For years I've listened to NPR, played the game of Name that Voice before the reporter signs off, picturing each commentator (Cory Flintoff delivers his stories from a leather winged-back chair, a burning cigar just out of frame; Ann Taylor has white hair. Smart gingham jacket. And pearls. Always pearls.) And then one day I decided I wasn't content with my imaginary stable. I needed to know that very minute what Melissa Block looked like and I hopped over to the site and she was so, so extremely NOT what I had pictured that I stopped myself from looking any further.
It's not unlike a time in college when I grabbed a friend and spontaneously drove to Nashville to listen to Stephen King be interviewed on stage. Sure, I knew what Uncle Stevie looked like thanks to the innumerable book jacket photos, but seeing him in person kinda threw me. He was just as foul-mouthed as his characters and rather pompous and blase about it all (this was pre-car accident), and I was still living a sheltered college girl existence, but I was really put-off by Stephen King, the person, not the creation in my head. It stayed with me as I read more of his stories, unable to divorce the man from the work.
So I think about this conundrum as I find myself visiting blogs and websites about the ever-evolving status of the publishing industry and its relationship with social media. I'm currently at work on a graphic novel and curious about the best way to approach publishing. According to the bloggers and writers who are the most media savvy, these are the writers that we as readers are going to seek out because we have a relationship with them. We not only know their words, but thanks to twitter and you tube and google plus, we will know them as people, too, and this will make us seek out the work more. If a writer is to be successful in the 21st century, he or she will have a brand, a platform, a strong, finely honed identity that will make them stand apart from the rest. I think if you are writing a memoir, this kind of natural cross promoting works. But what about a fiction writer? If you know his/her thoughts on abortion and pets and a recipe for quick weeknight meal, are you more likely to seek out their literary thrillers?
With everything so accessible, isn't there something kinda magical about a little mystery?
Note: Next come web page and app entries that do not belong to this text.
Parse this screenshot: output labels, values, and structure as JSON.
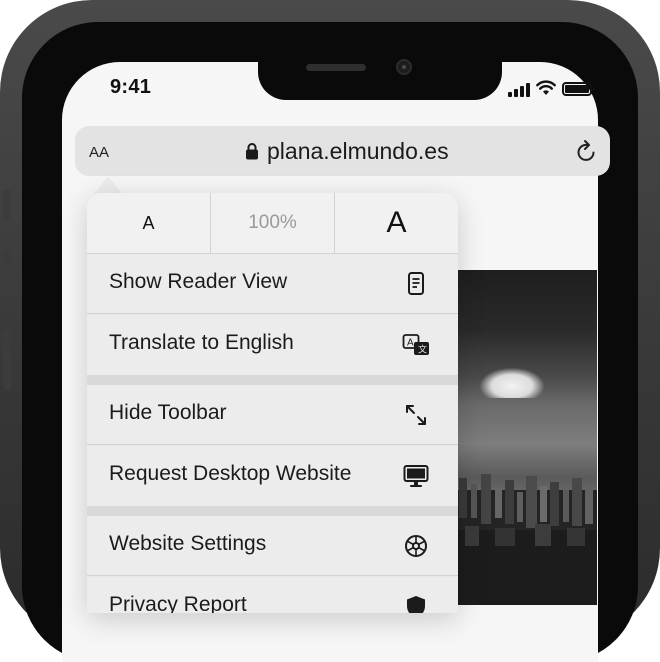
{
  "status_bar": {
    "time": "9:41",
    "icons": [
      "signal-icon",
      "wifi-icon",
      "battery-icon"
    ]
  },
  "address_bar": {
    "text_size_button": "AA",
    "url": "plana.elmundo.es",
    "icons": [
      "lock-icon",
      "reload-icon"
    ]
  },
  "popover": {
    "font_size": {
      "decrease_label": "A",
      "zoom_level": "100%",
      "increase_label": "A"
    },
    "items": [
      {
        "label": "Show Reader View",
        "icon": "reader-view-icon"
      },
      {
        "label": "Translate to English",
        "icon": "translate-icon"
      },
      {
        "label": "Hide Toolbar",
        "icon": "expand-arrows-icon"
      },
      {
        "label": "Request Desktop Website",
        "icon": "desktop-monitor-icon"
      },
      {
        "label": "Website Settings",
        "icon": "settings-gear-icon"
      },
      {
        "label": "Privacy Report",
        "icon": "privacy-shield-icon"
      }
    ]
  },
  "colors": {
    "text_primary": "#1b1b1b",
    "menu_background": "#ececec",
    "address_bar_background": "#e3e3e3",
    "frame": "#2b2b2b"
  }
}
I ask you, while said writer is tweeting and FBing and blogging and letting you in to their personal sphere, shouldn't they maybe just be writing?
Or if you write and don't blog about it, will anybody download your book to their kindle?
So all that said, my video debut!